Q: Can we really do this?
Absolutely. Quality public or municipal (City-run) housing of this form is common across the world. We've crafted this measure based on approaches taken by other programs that have passed across the world. We just need volunteers to get this measure on the ballot and help spread the word. We can do this!
Q: The affordable housing sounds good, but why all the amenities, like childcare and public restrooms?
This measure isn't the sort of short-term, single-issue solution you're used to seeing from politicians. We're looking holistically at what causes communities to thrive or struggle. Working families need full-day childcare nearby so that both parents can keep their careers, and so their children can get equal footing in school. We also need accessible community facilities, to gain access to all of the resources our city provides. Finally, we're building public restrooms around the city because we believe in basic human dignity and sanitation.
Q: How is this different from what we're doing now?
Right now, the city doesn't invest enough in affordable housing on its own. Much of the money for affordable housing comes from "set-asides" or "feeing-out" of actually building affordable housing; when a developer builds a luxury tower, they're required to at least set aside ~15% of units for below-median-income households, or pay a fee. But that means we have to build around 85 overpriced units for every 15 units that are decently affordable to San Franciscans! A program like that can never meet our affordability needs as it stands, and it clearly hasn't.
Meanwhile, the federal government has also been under-funding HUD over several decades, from Reagan to Trump.
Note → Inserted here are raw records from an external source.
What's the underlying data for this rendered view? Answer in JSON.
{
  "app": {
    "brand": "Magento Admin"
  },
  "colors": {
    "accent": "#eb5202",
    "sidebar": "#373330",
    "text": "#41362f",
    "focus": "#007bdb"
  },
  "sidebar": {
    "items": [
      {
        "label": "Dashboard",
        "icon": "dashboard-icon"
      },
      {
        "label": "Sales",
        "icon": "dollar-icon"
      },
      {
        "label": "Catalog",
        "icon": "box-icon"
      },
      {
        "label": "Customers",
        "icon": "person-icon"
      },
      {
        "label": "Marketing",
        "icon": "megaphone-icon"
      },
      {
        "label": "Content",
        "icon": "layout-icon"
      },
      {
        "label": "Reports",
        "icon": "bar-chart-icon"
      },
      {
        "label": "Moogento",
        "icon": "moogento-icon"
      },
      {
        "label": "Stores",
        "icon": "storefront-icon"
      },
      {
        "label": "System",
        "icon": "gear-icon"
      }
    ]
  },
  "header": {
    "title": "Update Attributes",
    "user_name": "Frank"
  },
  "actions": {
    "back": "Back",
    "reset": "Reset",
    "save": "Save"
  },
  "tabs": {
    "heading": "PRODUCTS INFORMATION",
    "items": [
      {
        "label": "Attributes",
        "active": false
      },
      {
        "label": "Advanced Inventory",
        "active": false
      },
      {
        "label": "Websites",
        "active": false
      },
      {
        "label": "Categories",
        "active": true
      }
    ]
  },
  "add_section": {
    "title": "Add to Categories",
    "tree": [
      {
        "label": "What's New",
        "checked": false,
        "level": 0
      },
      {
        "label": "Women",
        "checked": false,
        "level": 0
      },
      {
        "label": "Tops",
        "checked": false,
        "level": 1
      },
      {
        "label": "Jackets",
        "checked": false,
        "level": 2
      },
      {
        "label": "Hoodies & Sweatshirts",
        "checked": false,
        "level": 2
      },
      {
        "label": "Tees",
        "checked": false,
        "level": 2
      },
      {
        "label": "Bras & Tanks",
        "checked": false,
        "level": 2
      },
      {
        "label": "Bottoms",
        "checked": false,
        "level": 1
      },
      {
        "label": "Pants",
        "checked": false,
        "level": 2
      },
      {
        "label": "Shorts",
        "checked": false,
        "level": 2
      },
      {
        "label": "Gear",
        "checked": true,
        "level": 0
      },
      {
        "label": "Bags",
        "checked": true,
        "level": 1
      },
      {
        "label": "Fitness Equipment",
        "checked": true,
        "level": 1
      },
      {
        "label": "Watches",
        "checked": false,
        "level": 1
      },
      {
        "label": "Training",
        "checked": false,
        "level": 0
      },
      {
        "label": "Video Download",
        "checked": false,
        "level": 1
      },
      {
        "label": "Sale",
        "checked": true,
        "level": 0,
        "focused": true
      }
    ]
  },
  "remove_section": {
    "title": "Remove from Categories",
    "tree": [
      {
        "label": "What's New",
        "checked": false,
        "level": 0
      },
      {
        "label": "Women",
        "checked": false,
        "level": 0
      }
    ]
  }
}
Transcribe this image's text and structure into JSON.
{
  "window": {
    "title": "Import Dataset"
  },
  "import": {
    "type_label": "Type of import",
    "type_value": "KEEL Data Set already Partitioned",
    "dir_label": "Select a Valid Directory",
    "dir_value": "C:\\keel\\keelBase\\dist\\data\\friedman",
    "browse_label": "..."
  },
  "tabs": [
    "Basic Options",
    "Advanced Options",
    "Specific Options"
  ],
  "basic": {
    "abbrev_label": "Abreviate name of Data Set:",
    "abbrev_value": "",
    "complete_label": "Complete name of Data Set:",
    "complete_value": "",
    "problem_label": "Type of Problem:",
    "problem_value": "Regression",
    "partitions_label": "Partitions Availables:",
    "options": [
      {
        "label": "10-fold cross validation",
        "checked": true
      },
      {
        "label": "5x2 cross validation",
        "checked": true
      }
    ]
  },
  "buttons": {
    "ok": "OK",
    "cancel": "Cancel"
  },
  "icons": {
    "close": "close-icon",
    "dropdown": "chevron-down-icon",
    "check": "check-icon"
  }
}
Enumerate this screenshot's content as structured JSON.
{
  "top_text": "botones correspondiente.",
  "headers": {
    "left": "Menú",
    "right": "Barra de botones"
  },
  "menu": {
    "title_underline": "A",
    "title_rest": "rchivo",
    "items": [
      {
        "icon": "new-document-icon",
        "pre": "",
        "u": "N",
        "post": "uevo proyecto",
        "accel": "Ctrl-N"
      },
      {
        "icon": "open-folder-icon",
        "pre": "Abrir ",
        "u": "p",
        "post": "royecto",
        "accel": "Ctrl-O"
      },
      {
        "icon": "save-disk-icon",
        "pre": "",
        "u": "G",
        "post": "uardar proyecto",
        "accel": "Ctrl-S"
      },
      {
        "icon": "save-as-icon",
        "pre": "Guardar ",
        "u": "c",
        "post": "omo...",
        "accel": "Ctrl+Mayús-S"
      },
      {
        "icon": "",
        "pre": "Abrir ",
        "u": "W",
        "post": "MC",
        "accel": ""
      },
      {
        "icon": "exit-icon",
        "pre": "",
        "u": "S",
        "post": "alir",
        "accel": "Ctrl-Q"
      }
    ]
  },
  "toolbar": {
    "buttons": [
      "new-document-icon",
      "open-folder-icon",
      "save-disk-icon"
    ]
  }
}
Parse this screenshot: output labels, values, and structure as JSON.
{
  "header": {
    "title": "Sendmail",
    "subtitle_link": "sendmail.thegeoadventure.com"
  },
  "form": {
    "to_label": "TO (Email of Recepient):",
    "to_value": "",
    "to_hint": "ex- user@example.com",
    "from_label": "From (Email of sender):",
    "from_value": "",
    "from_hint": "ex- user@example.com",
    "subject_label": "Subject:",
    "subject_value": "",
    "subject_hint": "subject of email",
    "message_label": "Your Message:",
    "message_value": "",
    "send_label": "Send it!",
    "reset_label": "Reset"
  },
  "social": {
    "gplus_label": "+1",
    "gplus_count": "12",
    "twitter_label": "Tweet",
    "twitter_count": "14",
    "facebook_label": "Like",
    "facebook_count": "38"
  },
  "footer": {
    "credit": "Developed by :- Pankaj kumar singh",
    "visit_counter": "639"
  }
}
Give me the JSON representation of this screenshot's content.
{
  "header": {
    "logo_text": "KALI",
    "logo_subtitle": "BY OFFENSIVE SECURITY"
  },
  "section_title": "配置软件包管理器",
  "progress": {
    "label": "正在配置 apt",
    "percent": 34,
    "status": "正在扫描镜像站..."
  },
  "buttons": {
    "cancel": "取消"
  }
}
So we're changing the rules — we'll get our own funding, and we'll renovate and build homes for our community without the luxury developers, international tycoons, or Wall St speculators. This is San Francisco — we should show bold leadership when the federal government and wealthy investors aren't representing our communities!
Q: How is this different from our old public housing?
In many parts of the world, including parts of Europe and Asia, publicly-owned housing is the backbone of modest-income and middle-class communities. This measure was written with the advice of immigrants from Europe and Asia who grew up in municipal housing and want to show Americans just how good it can be. We also collaborated with former SF Housing Authority staff, SF planners, housing activists, and other policy wonks to find exactly where we were going wrong. The difference boils down to investment and accountability.
In SF, we didn't hold our local elected officials accountable for federal public housing, and the federal government seriously defunded maintenance over several decades. This measure changes who's accountable for the housing — instead of the federal government, you, the Mayor, and the Board of Supervisors have a say. On top of that, we've crafted the measure to ensure that housing complexes remain self-sustainable in terms of rent covering costs, so the city can keep expanding its stock of permanently affordable municipal housing.
Q: If we win, how do I apply to live there?
For vacant units (new construction or folks naturally moving out), there will be an application process, and you'll have to live or work in SF as described in our "Details" page. Specifically, you'll have to prove SF residency, student, or work status, and pledge not to own a "second home" or rent a unit elsewhere in the city if you're accepted. After that, there will be regular monthly lotteries for new applicants, for any vacant units created by new construction or tenants choosing to move out.
If you're currently renting and your building is bought by the city to keep it permanently affordable, you will be guaranteed your original unit, regardless of your income or residency.
Q: Does this measure put more land back in the public trust?
Yes, absolutely! We require both public ownership and public management of the land used for housing, with all profits reinvested back into creating more affordable municipal housing under this program. The Mayor's Office of Housing will hire qualified staff to help manage properties and its portfolio. We also ensure public accountability with annual financial audits, as well as a performance audit every three years to check the program is on track to meet its goals.
Q: Why is this separate from the San Francisco Housing Authority?
The SF Housing Authority (SFHA) Commission is a state-chartered and federally (under-)funded entity that is currently appointed entirely by the Mayor (due to state law) and lacks adequate oversight. The SFHA is also only required to have two tenant commissioners out of seven.
Our measure introduces democratic oversight from both Community Councils and the Board of Supervisors, and uses the City's examination and hiring process to ensure qualified, unionized employees are retained. We also ensure adequate funding for maintenance in the long run.
This SFHA's lack of proper accountability and expertise is part of the reason why the Housing Authority is currently in a HUD recovery agreement, along with, of course, the federal government's decades' worth of cuts to HUD. We do, of course, need to reform the SFHA and the federal public housing system, but that is outside of the scope of a City ballot initiative.